By Catharine Taylor
Catharine Taylor is Vice President for health programs at Management Sciences for Health. This post originally appeared on STAT News.
President Trump’s reinstatement of the Mexico City Policy, better known as the global gag rule, came as no surprise to anyone working in the field of global health. We have been through this before — in 1984, when the policy was first put into effect by President Reagan, and then in 1993, 2001, and 2009, when it was repealed, reinstated, and repealed again.
The Mexico City Policy is called a gag rule because it limits not just what organizations and health providers do but what they are permitted to say. It prevents foreign organizations that receive US government funding from performing abortions — even if they are using funds from non-US government sources and even if abortion is completely legal in their countries.

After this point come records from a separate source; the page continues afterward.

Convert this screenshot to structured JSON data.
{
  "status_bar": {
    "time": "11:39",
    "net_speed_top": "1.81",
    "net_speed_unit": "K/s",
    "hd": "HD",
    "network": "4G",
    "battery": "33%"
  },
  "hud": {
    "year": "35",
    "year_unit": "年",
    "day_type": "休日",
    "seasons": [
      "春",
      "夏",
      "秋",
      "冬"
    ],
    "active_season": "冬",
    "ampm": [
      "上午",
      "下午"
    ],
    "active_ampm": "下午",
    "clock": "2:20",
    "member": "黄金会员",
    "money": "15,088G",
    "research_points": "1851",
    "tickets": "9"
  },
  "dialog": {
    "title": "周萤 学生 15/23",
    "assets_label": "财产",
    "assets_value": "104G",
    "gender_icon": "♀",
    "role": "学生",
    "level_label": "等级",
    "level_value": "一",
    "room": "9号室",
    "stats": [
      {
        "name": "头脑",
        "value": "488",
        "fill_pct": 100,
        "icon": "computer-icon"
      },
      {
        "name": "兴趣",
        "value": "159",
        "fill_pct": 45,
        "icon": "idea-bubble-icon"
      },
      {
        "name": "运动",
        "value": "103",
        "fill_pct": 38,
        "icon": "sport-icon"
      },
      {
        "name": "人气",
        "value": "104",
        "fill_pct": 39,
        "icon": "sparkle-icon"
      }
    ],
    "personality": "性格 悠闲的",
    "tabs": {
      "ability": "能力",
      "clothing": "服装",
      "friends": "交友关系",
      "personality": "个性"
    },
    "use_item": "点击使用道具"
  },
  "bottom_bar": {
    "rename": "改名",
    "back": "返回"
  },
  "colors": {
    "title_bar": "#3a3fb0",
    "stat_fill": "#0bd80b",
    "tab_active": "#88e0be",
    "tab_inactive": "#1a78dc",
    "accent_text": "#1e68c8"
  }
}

The global gag rule also steps right between a woman and her doctor, nurse, or midwife, preventing these frontline health providers from telling their patients about the full, legal range of health options available to them. It forbids trusted advisers from giving honest, comprehensive health advice and information. I started my career as a nurse-midwife, and then worked in maternal and newborn health programs in Africa and Asia, so I know what this will mean for the lives and health of women and their families. Continue reading “Trump’s global gag rule silences doctors and midwives and harms their patients”